# Differential Equation (Homogeneous / scale-invariant

PhysicsMark

## Homework Statement

Test the following equation to show that they are scale invariant. Find their general solutions (It is not necessary to do the anti-derivative.)

$$(x+y^2)dy+ydx=0$$

I believe what my tutorial wants me to do is to check for homogeneity. I'm not sure though. This is not a Differential equations class, it is a math methods in physics class. The tutorial we use titles this section "Scale-invariant first-order differential equations".

## The Attempt at a Solution

First I make the following substitutions:

$$x=\alpha{x}$$

$$y=\alpha^{n}x$$

I then use the substitutions in the DiffEq and solve for n so that the weight of each term is equal. I find that:

$$n=\frac{1}{2}$$

Based off that, I now make the following substitution:

$$y=v\sqrt{x}$$

From there things begin to get messy. I am unsure about 1 step so far: I am not sure what dy equates to. In the case that n=1, dy = vdx+xdv. I am not sure how to get dy using n=1/2.

Is it:

$$dy= vdx+{\sqrt{x}}dv$$

or:

$$dy= \frac{v}{2\sqrt{x}}+{\sqrt{x}dv$$

Or something else completely?
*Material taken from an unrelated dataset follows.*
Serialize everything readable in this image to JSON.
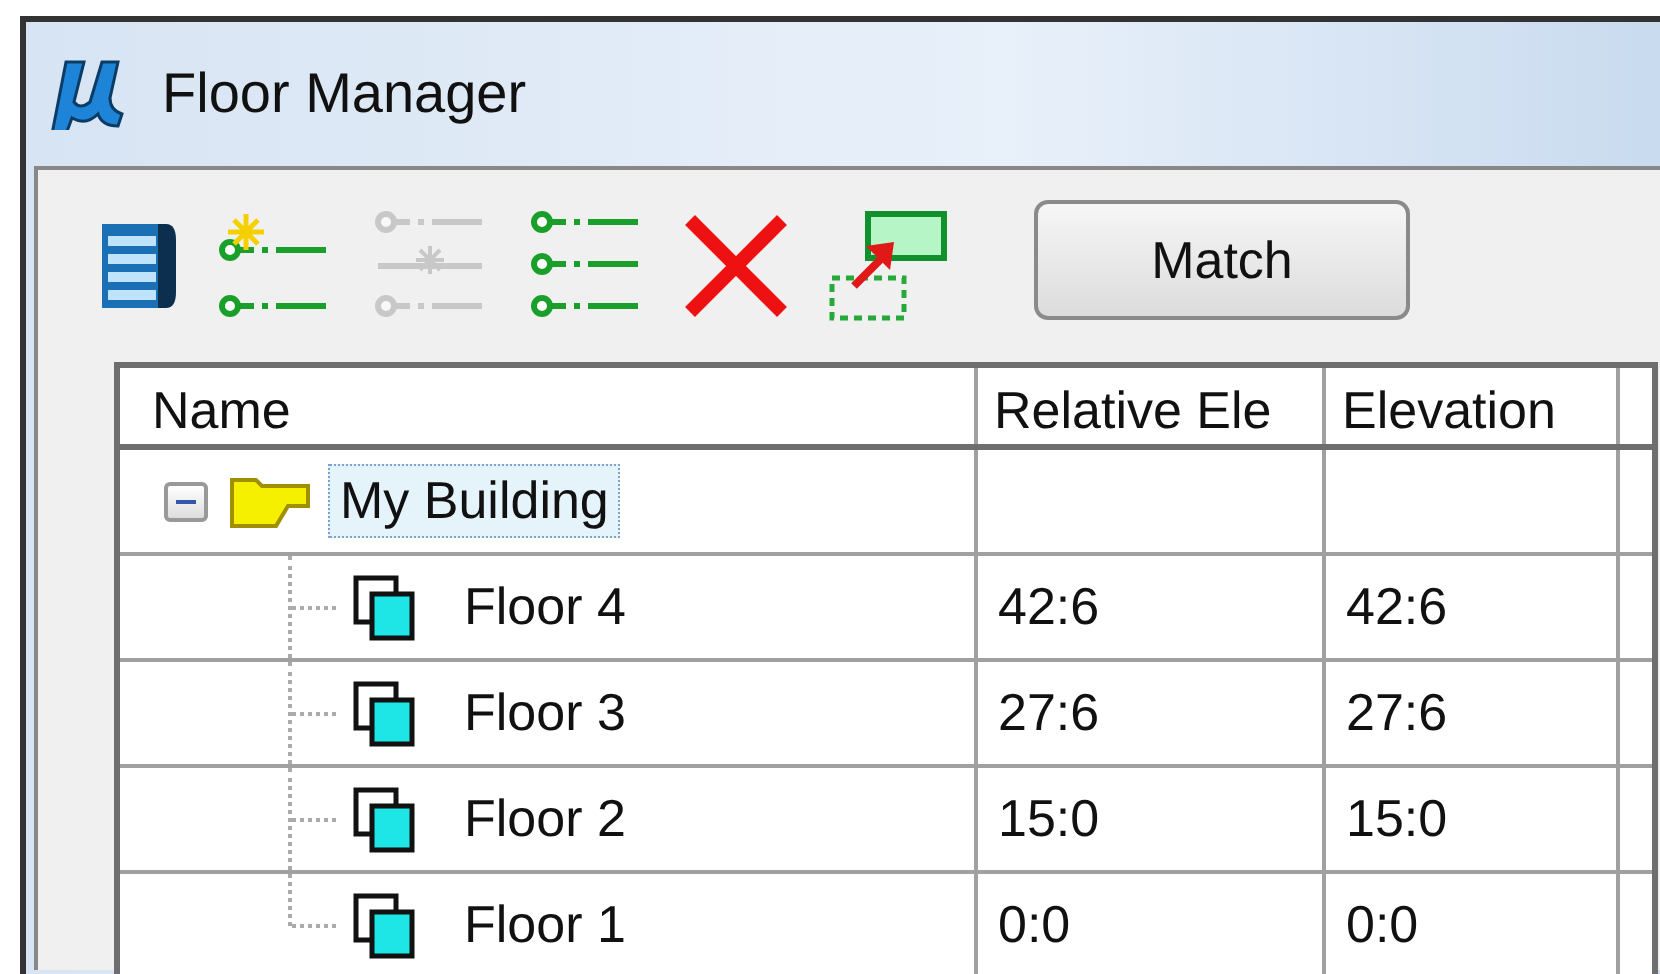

I guess I am asking what is dx in the equations above? Is it the derivative of x^1/2 or is it just dx?

$$dy = \frac{v}{2\sqrt{x}}dx+{\sqrt{x}dv$$